**Task statement**:
Copy out every line of the records in which "image" can be found.

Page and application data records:
^^^^^^^^^^^^^^^^

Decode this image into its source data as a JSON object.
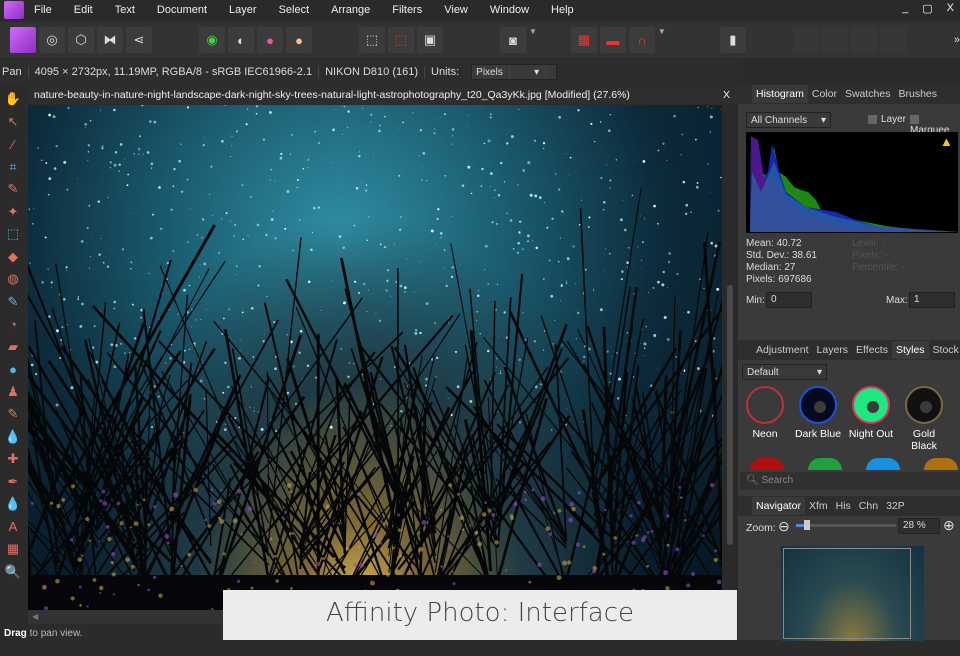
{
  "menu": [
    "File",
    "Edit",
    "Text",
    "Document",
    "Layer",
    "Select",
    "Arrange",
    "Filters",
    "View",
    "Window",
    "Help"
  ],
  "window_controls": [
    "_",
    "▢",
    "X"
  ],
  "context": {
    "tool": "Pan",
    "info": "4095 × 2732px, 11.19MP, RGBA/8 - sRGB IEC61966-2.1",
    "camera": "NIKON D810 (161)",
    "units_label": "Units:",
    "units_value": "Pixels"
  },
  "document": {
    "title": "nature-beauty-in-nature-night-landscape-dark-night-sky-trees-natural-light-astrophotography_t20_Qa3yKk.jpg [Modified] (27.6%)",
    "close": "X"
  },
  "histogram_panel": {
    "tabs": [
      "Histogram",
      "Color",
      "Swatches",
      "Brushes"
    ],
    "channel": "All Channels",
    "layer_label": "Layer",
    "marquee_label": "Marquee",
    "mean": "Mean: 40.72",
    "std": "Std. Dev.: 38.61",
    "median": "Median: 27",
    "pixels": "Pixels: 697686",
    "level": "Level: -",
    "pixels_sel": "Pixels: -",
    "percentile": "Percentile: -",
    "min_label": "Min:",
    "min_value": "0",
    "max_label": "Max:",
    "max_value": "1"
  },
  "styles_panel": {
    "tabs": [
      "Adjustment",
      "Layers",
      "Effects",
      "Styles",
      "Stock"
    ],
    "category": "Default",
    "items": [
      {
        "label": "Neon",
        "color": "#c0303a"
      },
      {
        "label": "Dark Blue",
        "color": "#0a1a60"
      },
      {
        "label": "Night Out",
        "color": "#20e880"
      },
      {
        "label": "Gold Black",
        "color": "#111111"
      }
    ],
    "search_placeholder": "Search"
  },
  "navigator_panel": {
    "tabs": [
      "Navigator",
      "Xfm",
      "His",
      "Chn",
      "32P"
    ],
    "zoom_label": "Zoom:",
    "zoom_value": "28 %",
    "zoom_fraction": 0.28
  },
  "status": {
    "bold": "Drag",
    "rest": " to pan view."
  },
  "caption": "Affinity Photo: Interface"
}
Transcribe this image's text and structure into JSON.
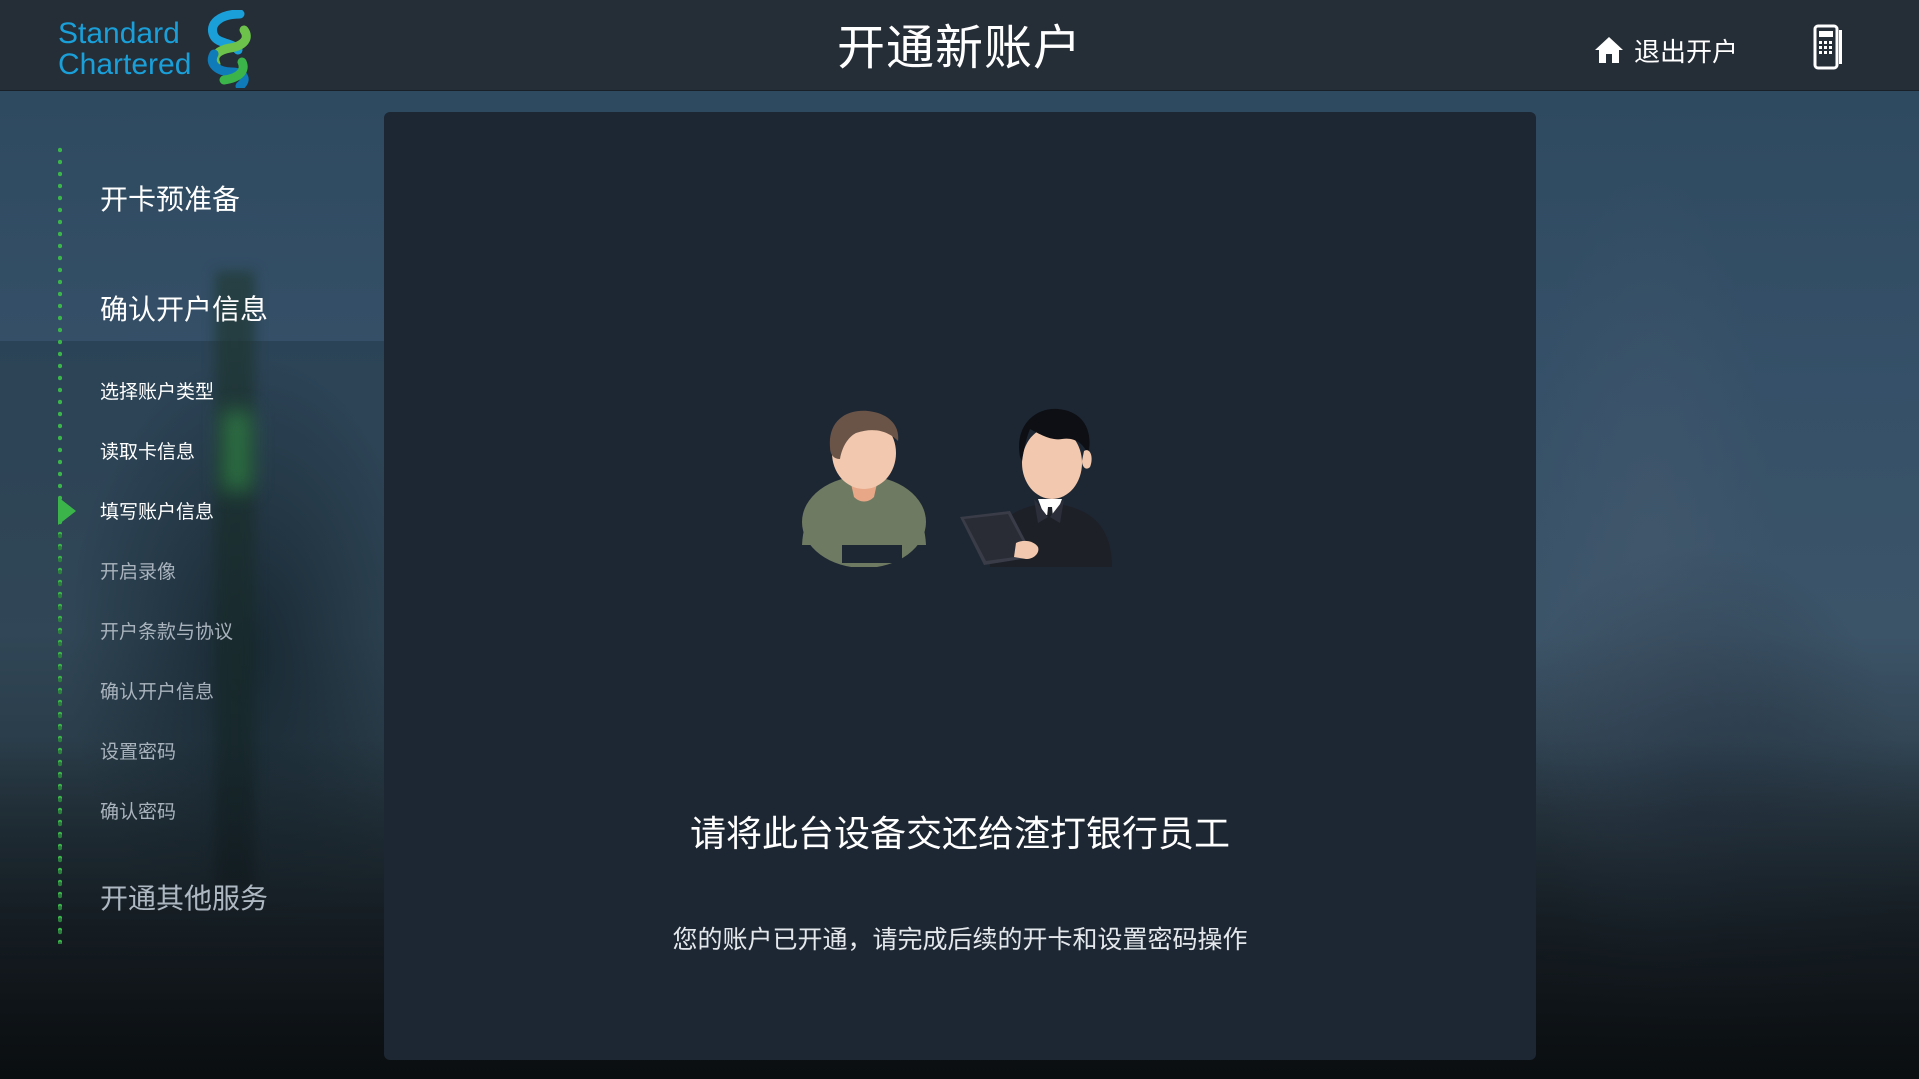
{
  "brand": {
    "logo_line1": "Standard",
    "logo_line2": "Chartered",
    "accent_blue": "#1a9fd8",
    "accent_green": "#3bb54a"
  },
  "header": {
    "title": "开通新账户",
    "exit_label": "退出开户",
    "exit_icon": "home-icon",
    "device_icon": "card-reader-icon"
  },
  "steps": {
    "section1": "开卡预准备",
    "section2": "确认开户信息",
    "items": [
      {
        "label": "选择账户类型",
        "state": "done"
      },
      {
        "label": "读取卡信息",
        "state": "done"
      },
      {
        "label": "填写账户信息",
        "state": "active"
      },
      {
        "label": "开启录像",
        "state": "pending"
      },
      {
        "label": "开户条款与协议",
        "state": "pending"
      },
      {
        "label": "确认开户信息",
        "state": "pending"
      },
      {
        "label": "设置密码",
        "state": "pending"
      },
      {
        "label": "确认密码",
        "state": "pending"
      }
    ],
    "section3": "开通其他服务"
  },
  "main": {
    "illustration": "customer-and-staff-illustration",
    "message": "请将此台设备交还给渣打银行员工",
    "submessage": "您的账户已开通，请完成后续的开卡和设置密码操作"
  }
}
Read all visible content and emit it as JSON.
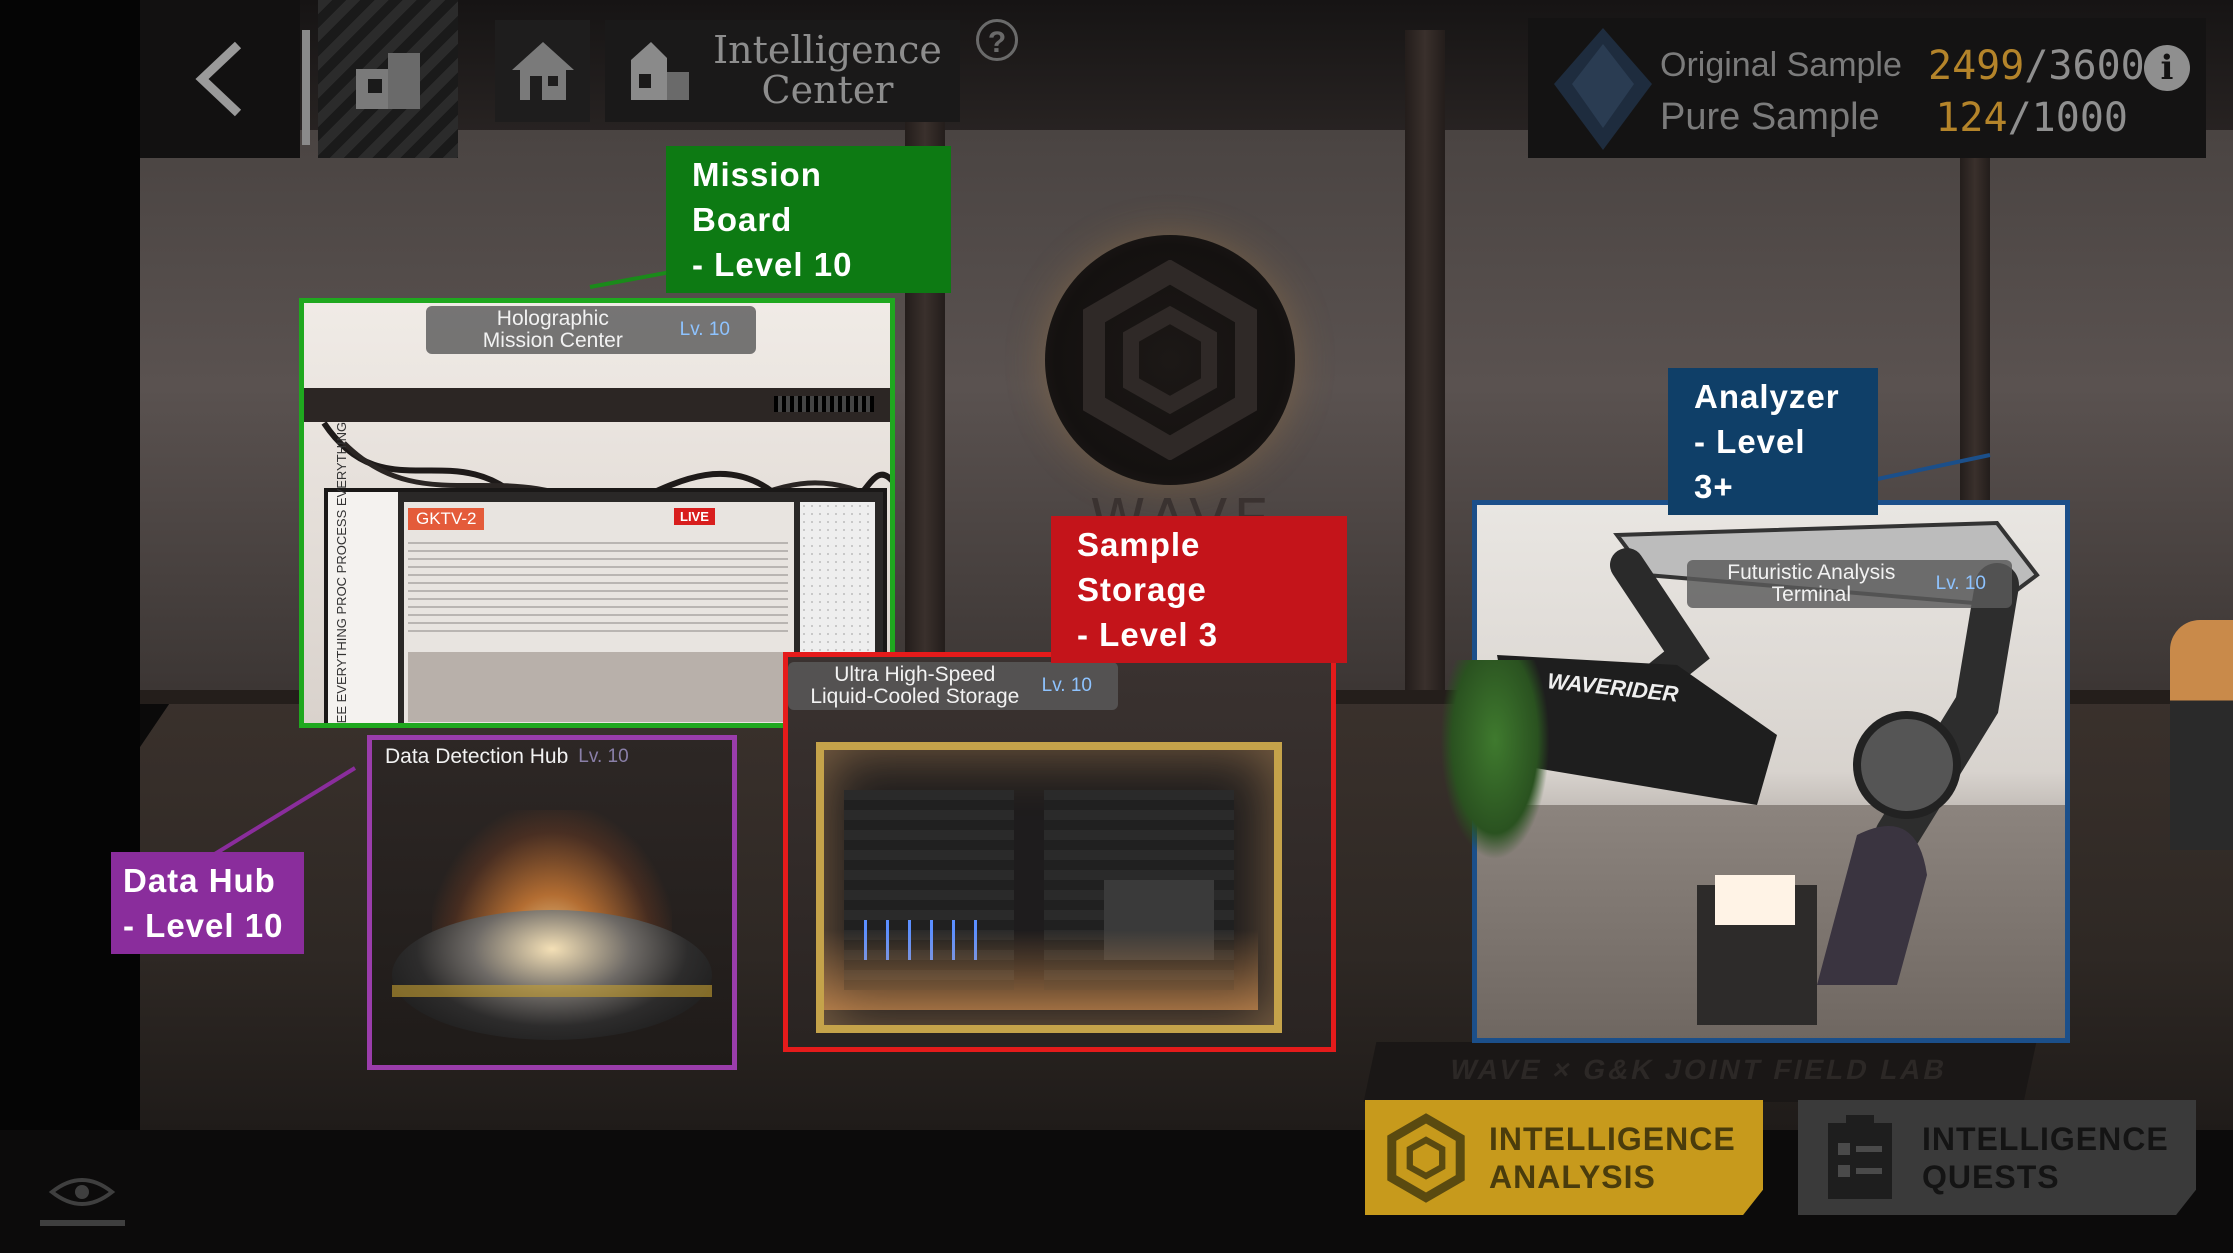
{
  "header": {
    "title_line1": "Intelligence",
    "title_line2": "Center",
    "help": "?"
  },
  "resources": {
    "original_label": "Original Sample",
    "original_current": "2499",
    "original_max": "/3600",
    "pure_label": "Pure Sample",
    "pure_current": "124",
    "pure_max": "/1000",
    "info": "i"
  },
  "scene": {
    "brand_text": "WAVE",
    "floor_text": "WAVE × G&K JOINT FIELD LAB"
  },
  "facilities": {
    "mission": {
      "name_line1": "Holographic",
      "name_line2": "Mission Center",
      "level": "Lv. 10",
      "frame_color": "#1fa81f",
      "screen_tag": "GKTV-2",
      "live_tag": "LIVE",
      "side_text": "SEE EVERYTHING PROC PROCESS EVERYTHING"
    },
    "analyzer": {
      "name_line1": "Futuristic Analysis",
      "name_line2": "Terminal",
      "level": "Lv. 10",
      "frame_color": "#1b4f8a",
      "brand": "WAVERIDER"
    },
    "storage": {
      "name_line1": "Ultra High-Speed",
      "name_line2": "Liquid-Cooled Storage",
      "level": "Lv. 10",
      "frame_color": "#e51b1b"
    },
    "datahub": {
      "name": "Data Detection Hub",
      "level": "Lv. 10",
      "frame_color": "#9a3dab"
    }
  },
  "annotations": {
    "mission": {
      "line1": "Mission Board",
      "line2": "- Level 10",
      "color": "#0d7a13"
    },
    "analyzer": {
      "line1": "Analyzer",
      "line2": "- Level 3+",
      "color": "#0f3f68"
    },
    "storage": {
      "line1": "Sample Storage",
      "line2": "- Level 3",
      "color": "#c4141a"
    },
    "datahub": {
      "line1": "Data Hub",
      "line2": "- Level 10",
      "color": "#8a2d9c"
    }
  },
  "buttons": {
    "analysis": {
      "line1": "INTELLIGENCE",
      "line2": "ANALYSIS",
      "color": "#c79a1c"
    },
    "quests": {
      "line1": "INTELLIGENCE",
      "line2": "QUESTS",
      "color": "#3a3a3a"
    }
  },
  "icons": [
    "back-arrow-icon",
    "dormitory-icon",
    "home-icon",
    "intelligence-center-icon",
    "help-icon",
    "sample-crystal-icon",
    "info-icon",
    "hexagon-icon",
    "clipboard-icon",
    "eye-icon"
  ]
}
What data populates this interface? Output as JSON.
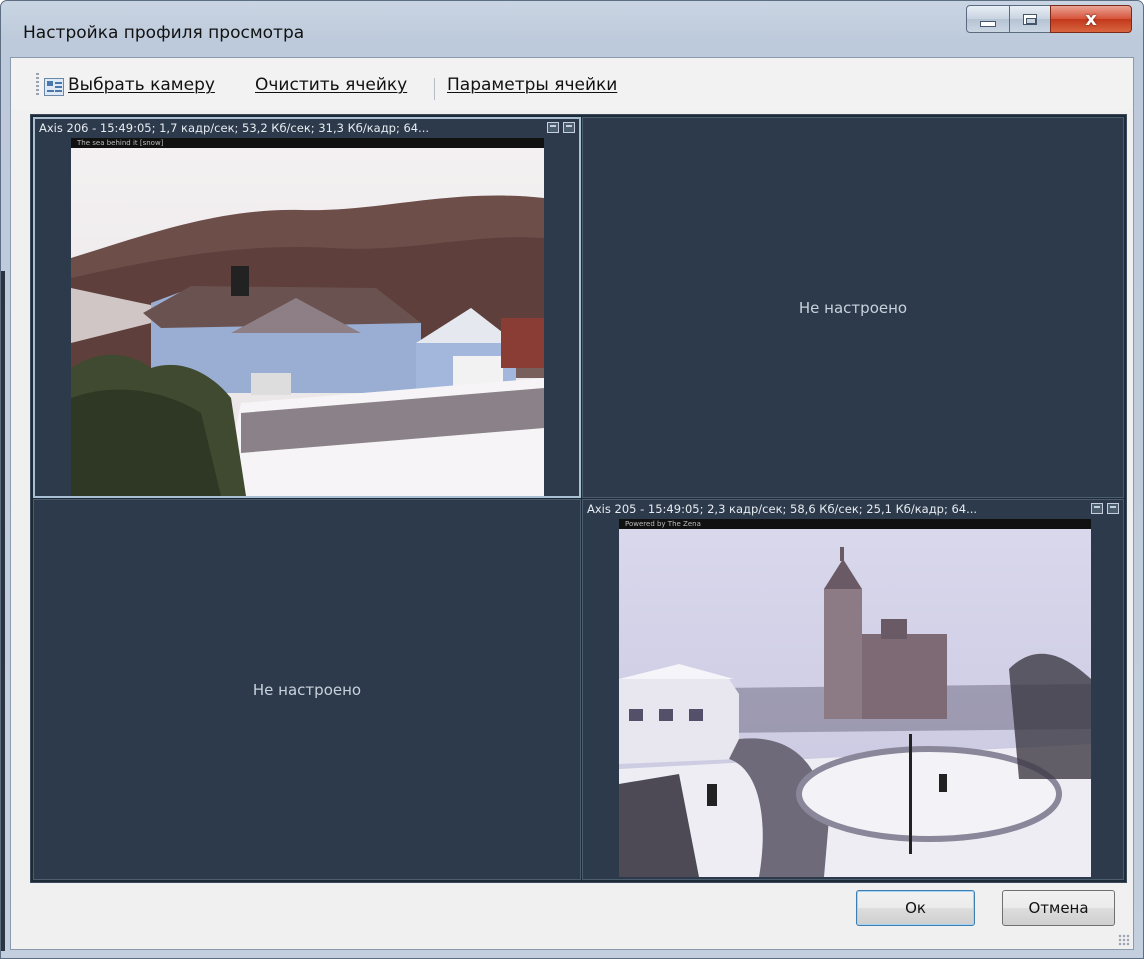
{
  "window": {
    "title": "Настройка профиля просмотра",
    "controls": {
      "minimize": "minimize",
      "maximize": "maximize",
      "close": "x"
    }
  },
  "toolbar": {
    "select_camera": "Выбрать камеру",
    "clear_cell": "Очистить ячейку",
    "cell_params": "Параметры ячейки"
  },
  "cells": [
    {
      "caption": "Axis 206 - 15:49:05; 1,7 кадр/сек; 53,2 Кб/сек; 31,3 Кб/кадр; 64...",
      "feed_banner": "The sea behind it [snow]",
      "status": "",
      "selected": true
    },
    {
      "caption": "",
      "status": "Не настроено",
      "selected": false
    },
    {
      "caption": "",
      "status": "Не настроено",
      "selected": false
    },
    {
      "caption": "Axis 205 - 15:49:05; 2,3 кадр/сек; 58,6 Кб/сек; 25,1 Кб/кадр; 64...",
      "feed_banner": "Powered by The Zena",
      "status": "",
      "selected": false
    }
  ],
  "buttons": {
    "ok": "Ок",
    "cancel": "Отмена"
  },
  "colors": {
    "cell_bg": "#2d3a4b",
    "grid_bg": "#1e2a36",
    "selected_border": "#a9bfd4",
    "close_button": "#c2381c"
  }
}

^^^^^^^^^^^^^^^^

**Answer to this exercise**:
Decode this image into its source data as a JSON object.
Transcribe this image's text and structure into JSON.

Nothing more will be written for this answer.